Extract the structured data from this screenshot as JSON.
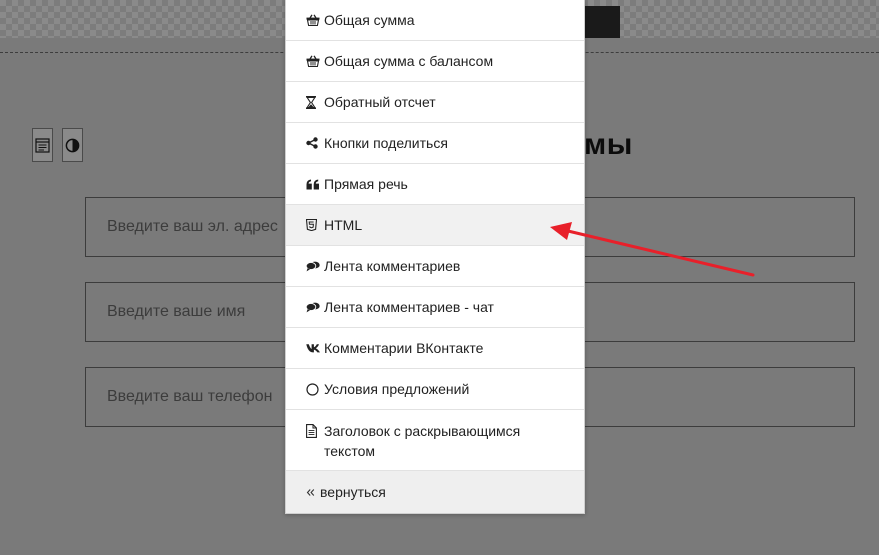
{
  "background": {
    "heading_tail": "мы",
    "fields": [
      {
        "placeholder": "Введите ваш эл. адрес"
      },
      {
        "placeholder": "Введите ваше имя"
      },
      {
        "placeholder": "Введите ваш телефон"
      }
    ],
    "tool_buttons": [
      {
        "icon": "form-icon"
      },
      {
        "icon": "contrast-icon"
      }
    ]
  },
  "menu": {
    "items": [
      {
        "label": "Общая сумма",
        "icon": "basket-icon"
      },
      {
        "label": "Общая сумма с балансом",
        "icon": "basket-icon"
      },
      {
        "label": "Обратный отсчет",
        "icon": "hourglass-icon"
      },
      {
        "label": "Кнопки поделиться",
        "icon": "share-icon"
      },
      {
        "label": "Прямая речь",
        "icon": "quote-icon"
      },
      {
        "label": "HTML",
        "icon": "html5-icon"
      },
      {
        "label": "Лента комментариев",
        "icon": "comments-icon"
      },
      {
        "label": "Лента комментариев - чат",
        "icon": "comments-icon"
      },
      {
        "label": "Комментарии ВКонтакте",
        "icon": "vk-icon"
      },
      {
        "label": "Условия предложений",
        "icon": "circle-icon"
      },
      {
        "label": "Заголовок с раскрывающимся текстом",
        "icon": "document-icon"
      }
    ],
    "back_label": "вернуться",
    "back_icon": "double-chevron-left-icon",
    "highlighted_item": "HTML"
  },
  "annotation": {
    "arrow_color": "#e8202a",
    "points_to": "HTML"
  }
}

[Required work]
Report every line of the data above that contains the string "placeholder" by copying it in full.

[Response box]
        "placeholder": "Введите ваш эл. адрес"
        "placeholder": "Введите ваше имя"
        "placeholder": "Введите ваш телефон"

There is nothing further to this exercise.